What you are asked to do =
Below are some records; copy each line in them that contains "hello".

Material supplied =
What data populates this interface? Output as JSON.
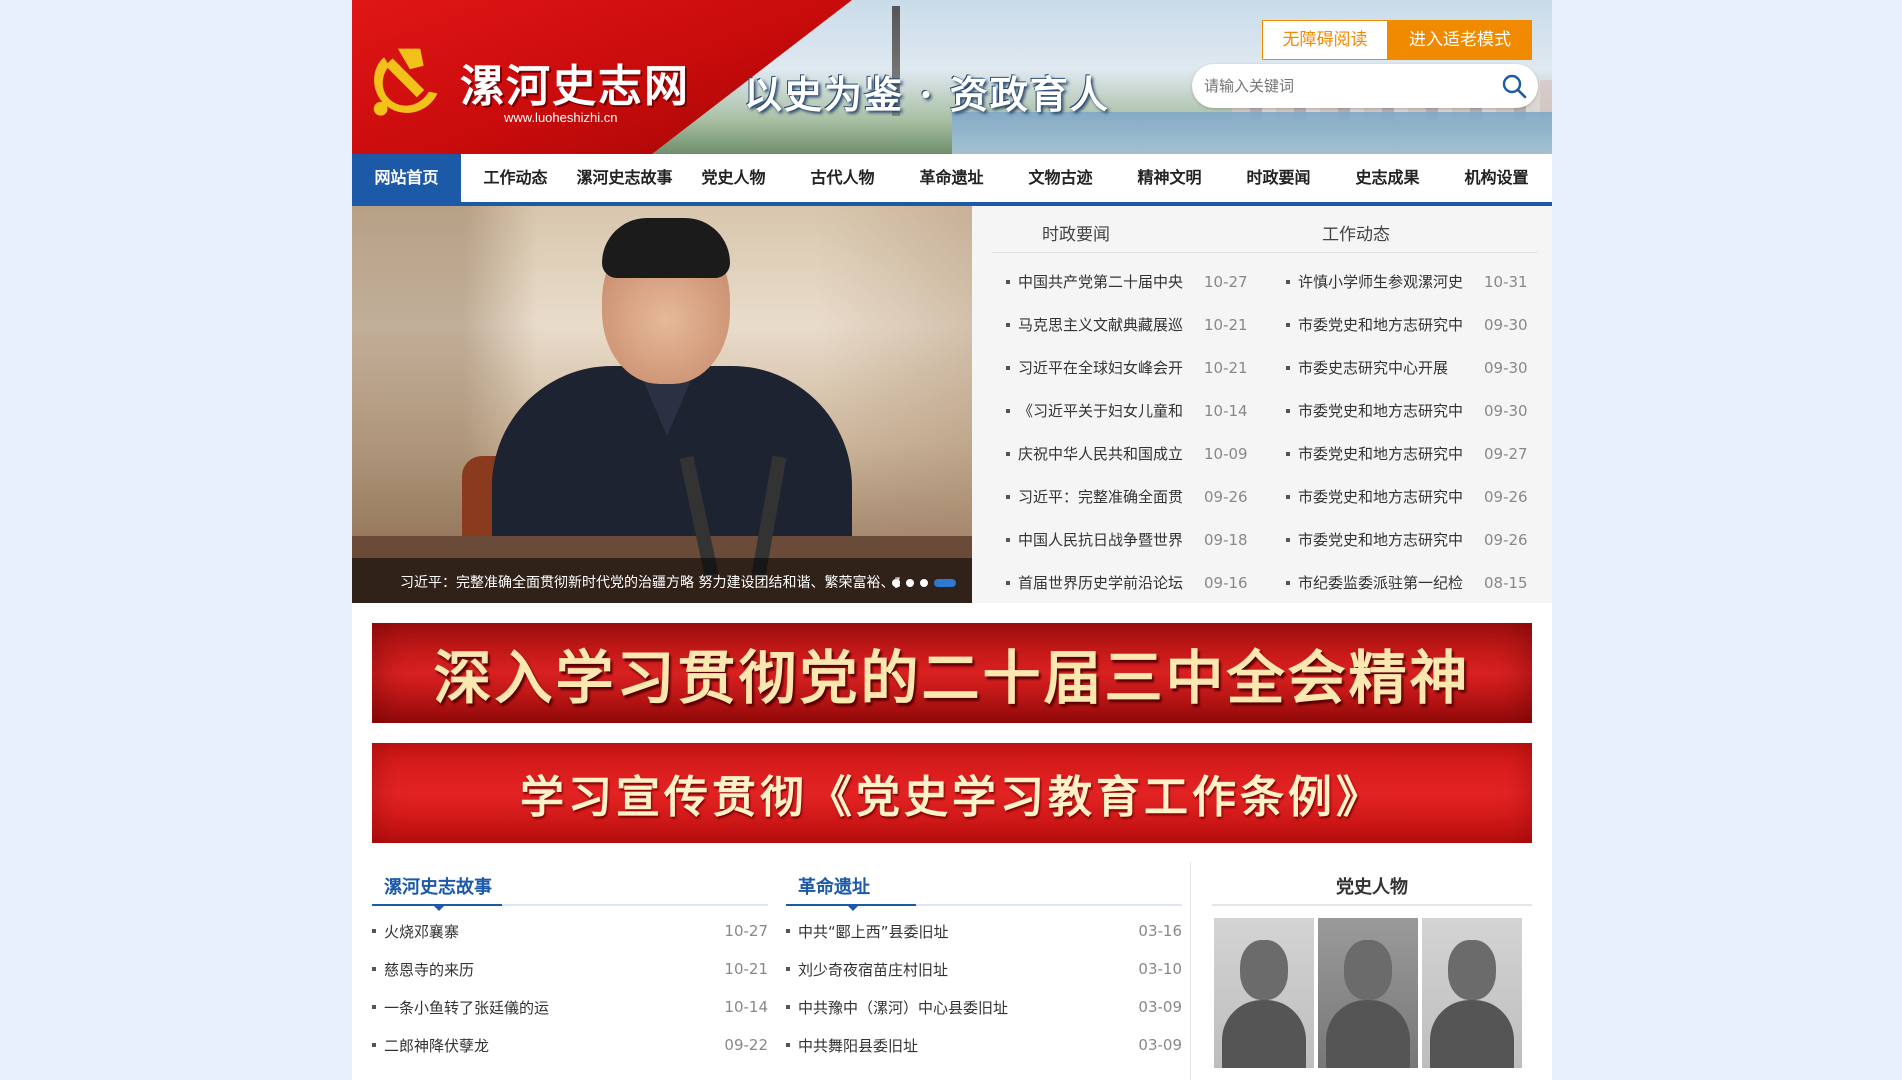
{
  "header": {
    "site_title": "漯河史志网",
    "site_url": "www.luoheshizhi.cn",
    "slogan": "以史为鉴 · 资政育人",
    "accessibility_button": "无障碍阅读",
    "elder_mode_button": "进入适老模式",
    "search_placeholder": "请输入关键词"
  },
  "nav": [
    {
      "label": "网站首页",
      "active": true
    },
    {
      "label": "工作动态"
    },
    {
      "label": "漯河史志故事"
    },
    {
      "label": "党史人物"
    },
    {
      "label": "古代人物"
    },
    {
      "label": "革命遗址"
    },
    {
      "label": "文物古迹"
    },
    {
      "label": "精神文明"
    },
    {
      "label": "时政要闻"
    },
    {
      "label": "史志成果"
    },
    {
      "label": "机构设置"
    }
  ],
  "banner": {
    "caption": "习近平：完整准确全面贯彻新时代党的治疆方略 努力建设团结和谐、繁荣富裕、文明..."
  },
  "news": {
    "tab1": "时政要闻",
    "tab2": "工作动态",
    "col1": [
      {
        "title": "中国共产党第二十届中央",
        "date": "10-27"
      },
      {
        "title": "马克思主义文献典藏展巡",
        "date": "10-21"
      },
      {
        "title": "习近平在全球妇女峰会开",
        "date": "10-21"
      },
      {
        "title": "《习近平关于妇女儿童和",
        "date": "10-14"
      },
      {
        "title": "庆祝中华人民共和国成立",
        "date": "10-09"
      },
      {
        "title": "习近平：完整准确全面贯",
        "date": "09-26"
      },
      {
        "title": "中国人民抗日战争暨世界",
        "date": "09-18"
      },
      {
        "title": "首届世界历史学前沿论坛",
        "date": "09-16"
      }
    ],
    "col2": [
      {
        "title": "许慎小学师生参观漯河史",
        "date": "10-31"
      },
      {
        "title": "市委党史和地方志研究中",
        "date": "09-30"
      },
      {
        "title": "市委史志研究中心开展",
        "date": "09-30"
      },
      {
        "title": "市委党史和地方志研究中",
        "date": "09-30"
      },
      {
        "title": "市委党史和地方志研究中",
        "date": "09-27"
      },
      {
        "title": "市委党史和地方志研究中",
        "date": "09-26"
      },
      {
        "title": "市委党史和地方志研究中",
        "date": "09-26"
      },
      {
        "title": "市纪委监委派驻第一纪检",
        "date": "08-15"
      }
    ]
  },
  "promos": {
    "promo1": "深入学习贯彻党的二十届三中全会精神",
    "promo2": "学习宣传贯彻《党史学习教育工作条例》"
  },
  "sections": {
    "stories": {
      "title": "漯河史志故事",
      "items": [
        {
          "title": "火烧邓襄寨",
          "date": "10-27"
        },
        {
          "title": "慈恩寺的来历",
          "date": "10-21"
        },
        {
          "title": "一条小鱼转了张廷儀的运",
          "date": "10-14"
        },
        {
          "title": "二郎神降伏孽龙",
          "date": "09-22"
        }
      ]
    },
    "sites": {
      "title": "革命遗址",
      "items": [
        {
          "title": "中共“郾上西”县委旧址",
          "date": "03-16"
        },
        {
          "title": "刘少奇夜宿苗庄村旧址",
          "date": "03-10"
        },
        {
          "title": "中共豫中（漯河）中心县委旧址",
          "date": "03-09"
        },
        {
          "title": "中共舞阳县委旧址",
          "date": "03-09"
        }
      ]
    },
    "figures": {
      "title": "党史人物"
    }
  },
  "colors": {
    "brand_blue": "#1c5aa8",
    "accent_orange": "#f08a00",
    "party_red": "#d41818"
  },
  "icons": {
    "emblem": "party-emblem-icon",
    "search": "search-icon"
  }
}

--

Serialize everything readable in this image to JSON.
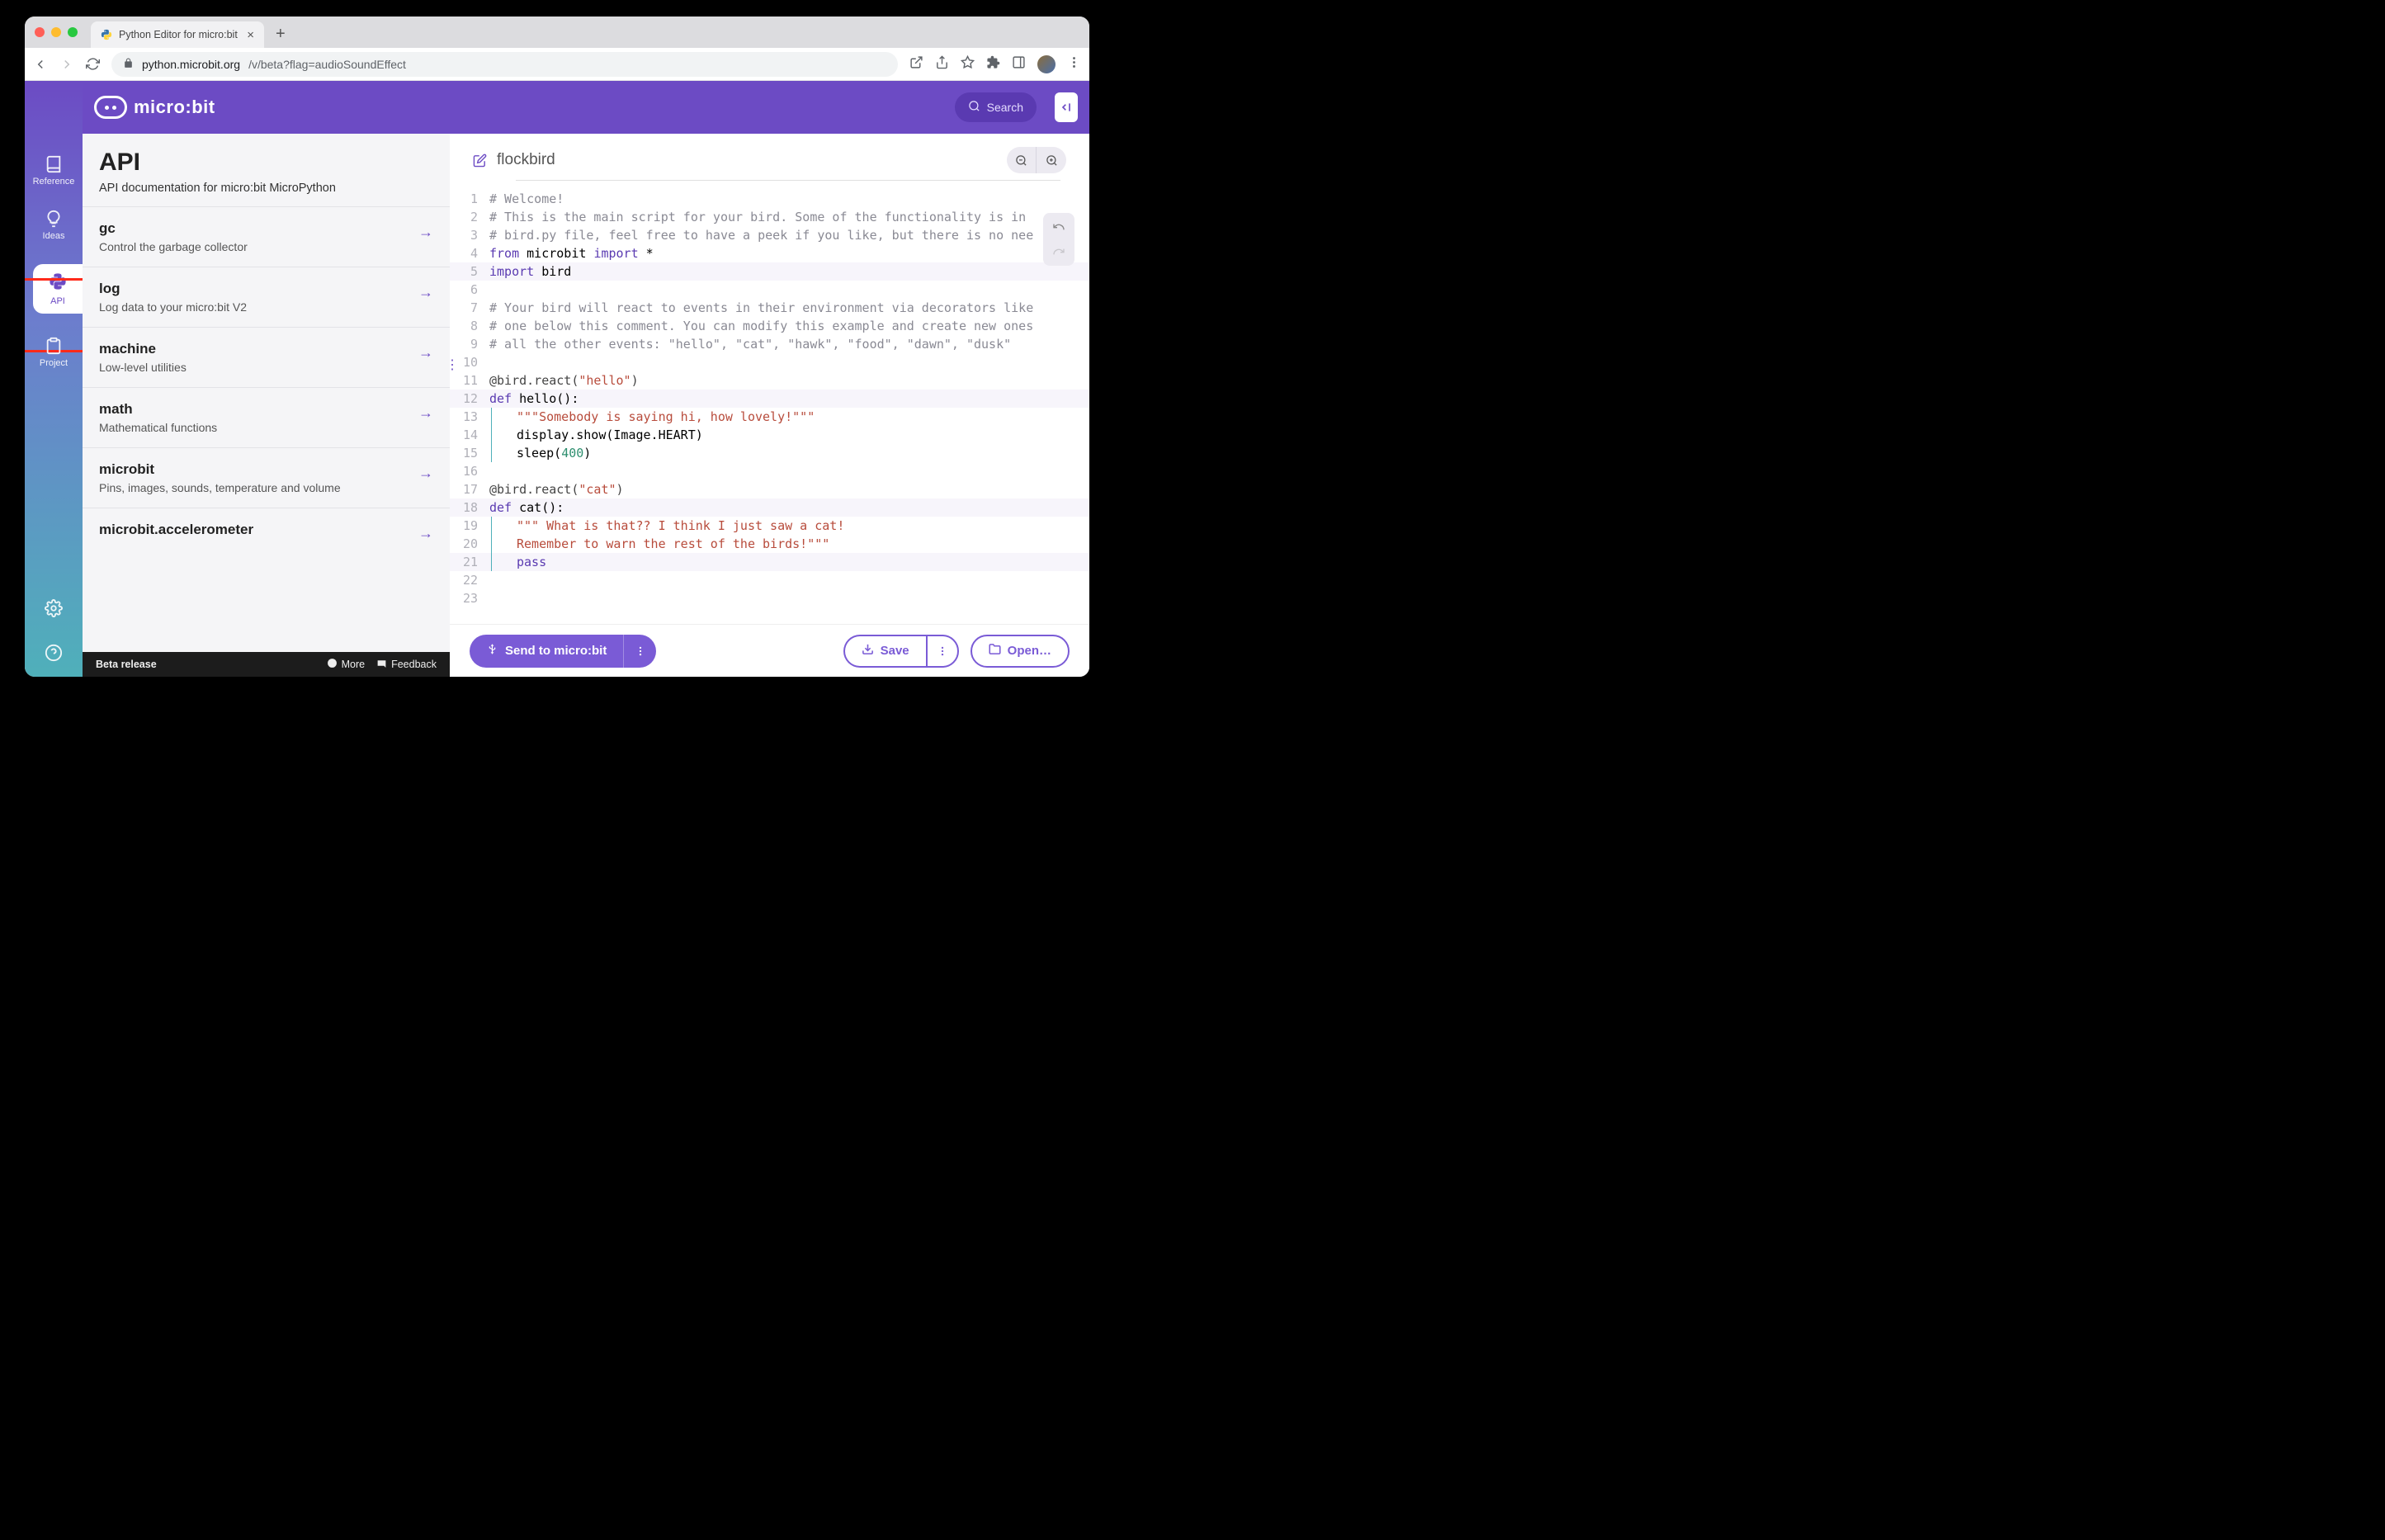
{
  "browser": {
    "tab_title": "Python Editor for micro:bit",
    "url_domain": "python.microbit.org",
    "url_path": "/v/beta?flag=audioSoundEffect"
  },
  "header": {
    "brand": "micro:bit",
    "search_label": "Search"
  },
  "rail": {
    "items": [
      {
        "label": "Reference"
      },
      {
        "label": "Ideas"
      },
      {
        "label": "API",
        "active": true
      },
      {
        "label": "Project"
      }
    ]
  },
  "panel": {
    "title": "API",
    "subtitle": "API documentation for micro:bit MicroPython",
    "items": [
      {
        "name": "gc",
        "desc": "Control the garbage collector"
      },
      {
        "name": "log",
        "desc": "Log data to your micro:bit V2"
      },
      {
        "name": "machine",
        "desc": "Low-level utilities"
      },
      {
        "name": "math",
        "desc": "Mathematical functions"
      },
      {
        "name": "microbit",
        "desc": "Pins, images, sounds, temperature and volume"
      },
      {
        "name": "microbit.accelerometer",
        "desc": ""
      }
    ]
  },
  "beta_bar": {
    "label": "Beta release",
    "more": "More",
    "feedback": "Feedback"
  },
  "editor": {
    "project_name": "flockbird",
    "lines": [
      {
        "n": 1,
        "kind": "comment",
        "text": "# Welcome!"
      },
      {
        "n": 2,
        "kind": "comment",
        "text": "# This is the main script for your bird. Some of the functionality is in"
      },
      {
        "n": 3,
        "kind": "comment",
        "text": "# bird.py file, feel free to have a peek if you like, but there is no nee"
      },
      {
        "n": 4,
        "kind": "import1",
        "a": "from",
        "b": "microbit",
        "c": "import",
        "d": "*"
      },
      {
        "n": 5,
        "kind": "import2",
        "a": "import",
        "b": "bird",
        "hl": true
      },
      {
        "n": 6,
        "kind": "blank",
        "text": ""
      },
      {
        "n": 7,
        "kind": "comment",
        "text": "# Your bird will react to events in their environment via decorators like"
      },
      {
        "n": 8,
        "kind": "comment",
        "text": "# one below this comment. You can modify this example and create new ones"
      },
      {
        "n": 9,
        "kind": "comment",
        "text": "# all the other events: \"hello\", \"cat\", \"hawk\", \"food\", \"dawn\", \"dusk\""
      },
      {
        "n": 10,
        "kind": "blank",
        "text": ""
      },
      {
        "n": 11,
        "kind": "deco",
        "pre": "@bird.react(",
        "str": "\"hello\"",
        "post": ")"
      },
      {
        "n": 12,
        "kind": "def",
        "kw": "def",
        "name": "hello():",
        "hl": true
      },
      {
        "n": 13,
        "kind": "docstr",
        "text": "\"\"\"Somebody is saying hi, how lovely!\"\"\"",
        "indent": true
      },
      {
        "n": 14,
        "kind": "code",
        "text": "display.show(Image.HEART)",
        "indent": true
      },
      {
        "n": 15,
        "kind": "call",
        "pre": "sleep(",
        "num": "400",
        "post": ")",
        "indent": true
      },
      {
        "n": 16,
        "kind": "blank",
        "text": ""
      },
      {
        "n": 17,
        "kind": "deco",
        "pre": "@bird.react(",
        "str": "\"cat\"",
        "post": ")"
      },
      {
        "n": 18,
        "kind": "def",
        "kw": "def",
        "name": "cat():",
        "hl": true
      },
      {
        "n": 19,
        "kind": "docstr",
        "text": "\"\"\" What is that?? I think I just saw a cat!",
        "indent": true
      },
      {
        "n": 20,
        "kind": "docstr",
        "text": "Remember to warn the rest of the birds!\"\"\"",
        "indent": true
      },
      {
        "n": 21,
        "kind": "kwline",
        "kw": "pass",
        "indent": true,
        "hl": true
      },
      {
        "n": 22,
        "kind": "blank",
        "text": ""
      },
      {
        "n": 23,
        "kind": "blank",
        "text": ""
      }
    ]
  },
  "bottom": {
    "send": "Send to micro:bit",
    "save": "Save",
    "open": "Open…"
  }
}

Solution for this exercise =
        "text": "# all the other events: \"hello\", \"cat\", \"hawk\", \"food\", \"dawn\", \"dusk\""
        "str": "\"hello\"",
        "name": "hello():",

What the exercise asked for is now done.